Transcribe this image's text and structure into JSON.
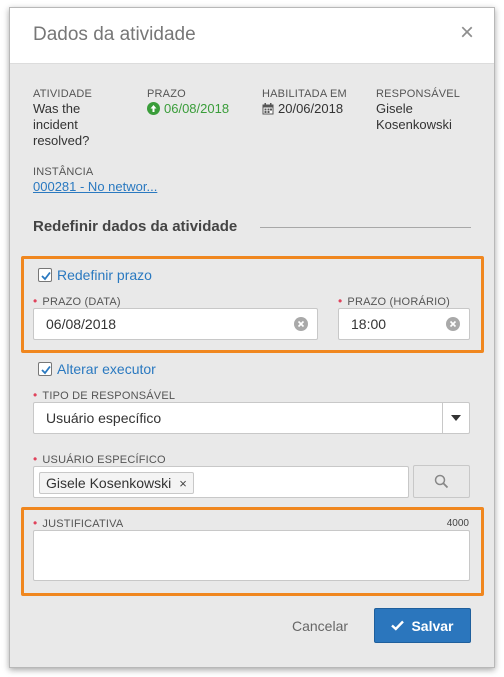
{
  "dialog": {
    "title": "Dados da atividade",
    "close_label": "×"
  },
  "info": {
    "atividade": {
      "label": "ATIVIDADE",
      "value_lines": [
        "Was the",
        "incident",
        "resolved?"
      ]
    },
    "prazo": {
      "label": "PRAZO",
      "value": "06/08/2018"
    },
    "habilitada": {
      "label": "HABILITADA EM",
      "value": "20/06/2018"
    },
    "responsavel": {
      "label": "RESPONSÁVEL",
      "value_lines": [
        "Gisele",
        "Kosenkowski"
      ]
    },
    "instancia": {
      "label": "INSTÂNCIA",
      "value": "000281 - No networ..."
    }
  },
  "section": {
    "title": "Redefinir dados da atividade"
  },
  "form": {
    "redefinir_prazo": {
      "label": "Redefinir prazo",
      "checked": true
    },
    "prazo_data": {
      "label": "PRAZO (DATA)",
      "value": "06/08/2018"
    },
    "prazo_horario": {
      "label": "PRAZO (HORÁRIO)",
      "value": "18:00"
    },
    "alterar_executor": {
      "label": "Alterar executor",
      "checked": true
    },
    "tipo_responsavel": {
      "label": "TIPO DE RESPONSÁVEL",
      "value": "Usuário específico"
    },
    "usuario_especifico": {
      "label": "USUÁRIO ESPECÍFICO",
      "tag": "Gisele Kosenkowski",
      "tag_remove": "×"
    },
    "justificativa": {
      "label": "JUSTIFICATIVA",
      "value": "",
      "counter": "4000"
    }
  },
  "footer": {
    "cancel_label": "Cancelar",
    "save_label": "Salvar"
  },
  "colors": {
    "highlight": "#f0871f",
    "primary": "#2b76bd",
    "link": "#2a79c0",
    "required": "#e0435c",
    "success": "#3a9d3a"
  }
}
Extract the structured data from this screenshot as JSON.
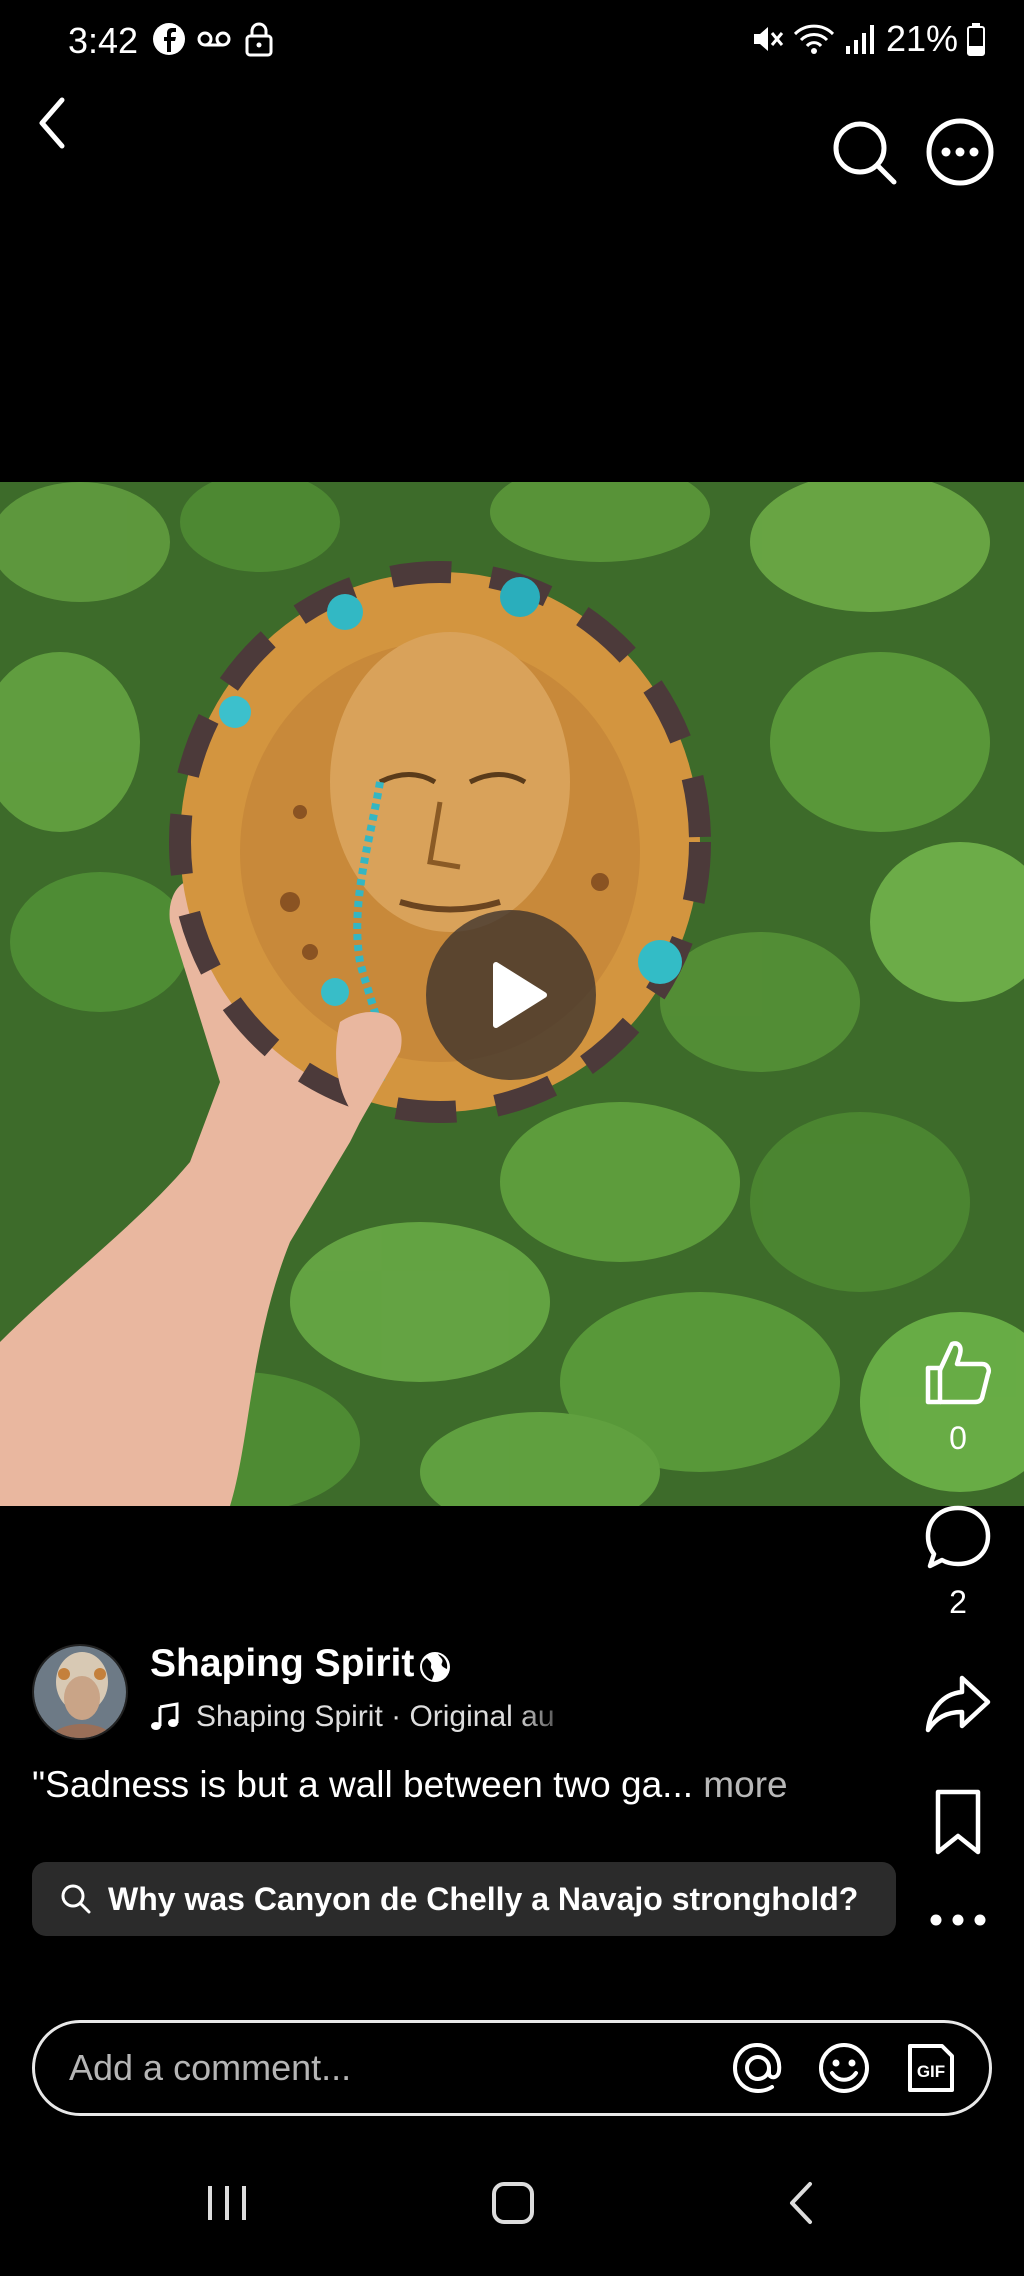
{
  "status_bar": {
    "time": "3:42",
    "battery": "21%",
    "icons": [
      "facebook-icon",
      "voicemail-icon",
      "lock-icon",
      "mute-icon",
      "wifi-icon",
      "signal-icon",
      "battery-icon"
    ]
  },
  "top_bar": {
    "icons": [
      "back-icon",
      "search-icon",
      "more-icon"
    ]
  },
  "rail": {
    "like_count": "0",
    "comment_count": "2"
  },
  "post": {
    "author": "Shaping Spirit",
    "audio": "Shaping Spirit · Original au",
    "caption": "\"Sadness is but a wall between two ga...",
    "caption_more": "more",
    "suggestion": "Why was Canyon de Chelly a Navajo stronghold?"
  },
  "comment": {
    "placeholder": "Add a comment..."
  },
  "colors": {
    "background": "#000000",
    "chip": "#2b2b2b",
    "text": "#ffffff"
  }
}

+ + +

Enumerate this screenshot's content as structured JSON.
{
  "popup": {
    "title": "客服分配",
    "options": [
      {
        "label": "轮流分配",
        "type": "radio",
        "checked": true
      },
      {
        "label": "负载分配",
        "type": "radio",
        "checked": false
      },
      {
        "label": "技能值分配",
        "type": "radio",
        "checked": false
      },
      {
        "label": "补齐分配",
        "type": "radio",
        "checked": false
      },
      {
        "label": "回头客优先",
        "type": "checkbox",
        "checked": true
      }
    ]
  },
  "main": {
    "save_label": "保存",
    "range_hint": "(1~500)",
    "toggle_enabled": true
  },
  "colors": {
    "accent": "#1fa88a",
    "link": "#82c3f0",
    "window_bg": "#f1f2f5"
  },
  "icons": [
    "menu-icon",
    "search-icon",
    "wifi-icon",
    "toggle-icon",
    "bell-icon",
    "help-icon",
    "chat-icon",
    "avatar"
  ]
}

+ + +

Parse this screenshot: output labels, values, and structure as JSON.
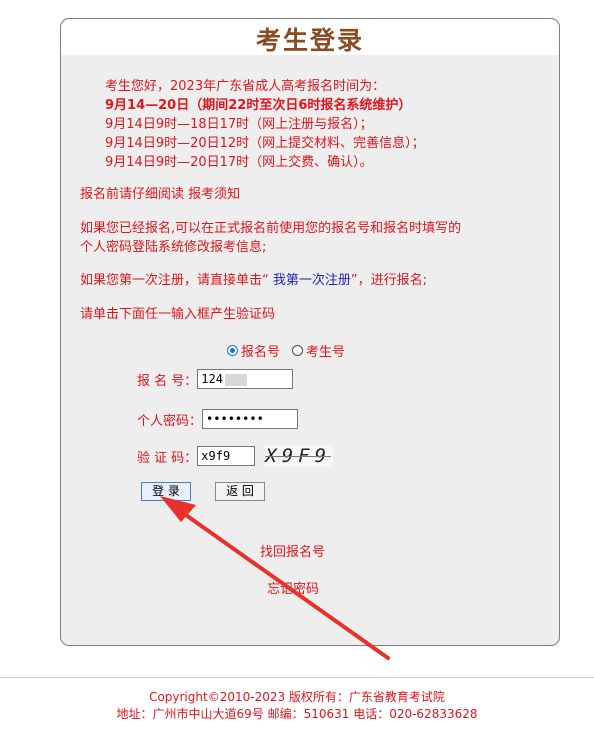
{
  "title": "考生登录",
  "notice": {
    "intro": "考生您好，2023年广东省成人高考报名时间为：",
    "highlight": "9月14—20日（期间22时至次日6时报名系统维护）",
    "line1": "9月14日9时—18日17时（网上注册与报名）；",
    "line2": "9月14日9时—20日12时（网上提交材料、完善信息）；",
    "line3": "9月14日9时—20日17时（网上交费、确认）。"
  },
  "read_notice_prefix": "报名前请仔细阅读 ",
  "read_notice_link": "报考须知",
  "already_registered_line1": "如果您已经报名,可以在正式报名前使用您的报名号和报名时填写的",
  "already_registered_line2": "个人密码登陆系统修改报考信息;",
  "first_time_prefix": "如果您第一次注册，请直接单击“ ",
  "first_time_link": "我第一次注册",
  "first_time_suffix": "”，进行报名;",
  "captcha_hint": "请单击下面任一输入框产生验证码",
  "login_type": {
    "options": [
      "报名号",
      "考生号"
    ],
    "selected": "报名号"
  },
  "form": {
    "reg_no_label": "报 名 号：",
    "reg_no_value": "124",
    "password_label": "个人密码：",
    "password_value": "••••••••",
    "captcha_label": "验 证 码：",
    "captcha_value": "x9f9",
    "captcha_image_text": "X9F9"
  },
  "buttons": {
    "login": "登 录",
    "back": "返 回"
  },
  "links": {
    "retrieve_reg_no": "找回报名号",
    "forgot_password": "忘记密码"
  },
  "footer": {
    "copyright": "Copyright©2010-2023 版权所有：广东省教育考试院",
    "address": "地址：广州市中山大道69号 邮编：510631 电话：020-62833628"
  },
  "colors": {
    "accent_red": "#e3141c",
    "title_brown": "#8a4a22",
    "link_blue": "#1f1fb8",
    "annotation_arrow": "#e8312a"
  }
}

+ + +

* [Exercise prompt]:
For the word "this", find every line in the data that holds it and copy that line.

* [Problem solution]:
Transcribe this image's text and structure into JSON.
Extract the structured data from this screenshot as JSON.
Enumerate this screenshot's content as structured JSON.
Parse this screenshot: output labels, values, and structure as JSON.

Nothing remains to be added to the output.